Many college students likely would covet an internship at Facebook. One Harvard University student landed such an internship. However, he says that the internship offer to him was rescinded by Facebook because he reportedly exposed privacy flaws in Facebook’s mobile messenger. Is that correct or not, and what lesson has been learned?
Harvard student, Aran Khanna, launched a browser application from his dorm room. The app revealed that Facebook Messenger users were able to precisely pinpoint the geographic locations of people with whom they were communicating, as reported by The Guardian.
Khanna’s app is called “Marauder’s Map” as a tribute to Harry Potter books. Khanna reportedly stated that he developed the app to demonstrate the results of unintentionally sharing data, and as such, he believed he was acting in the public interest. The app was launched several months ago, and approximately 85,000 people have downloaded the app already.
Soon after Khanna’s app went live, Facebook reportedly requested that Khanna disable the app. One week later, Facebook reportedly distributed a Messenger app to address the problem.
So, Facebook views Khanna as a hero, right? No, not exactly. Facebook does not necessarily subscribe to Khanna’s reported version of events.
First, a Facebook spokesman reported that Facebook had been working on a Messenger update for months before Facebook even was aware of Khanna’s app. Indeed, the Facebook spokesman reportely stated that this “isn’t the sort of thing that can happen in a week.”
But there is more. Only hours in advance of Khanna beginning his internship, he reportedly was informed by Facebook that his internship offer had been rescinded. Why? Because Facebook believes that Khanna had breached the Facebook user agreement by allegedly scraping data from the Facebook site.
So, we have a classic “he says, Facebook says.”
Apparently, Khanna has not suffered much, if at all, as a result of the Facebook offer having been rescinded. Indeed, he ended up spending his summer as an intern at a Silicon Valley startup. Moreover, he wrote about this experience for the Harvard Journal of Technology and Science.

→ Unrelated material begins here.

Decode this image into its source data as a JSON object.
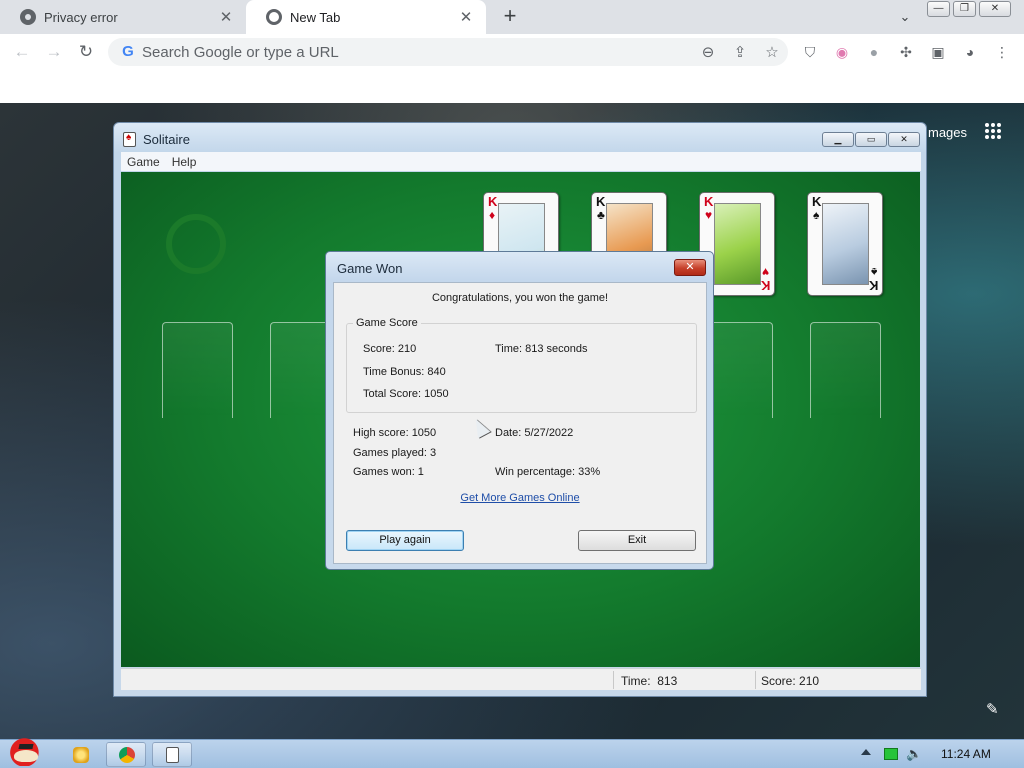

And Khanna reportedly has stated that his dealings with Facebook were a “learning experience.”
Perhaps Khanna learned that while his intentions may have been positive, and while maybe he even helped to shine light on a possible privacy flaw, he and others need to be careful about how they obtain data. It is important not to violate user agreements even in the quest to do the right thing.
Eric Sinrod (@EricSinrod on Twitter) is a partner in the San Francisco office of Duane Morris LLP, where he focuses on litigation matters of various types, including information technology and intellectual property disputes. You can read his professional biography here. To receive a weekly email link to Mr. Sinrod’s columns, please email him at firstname.lastname@example.org with Subscribe in the Subject line. This column is prepared and published for informational purposes only and should not be construed as legal advice. The views expressed in this column are those of the author and do not necessarily reflect the views of the author’s law firm or its individual partners.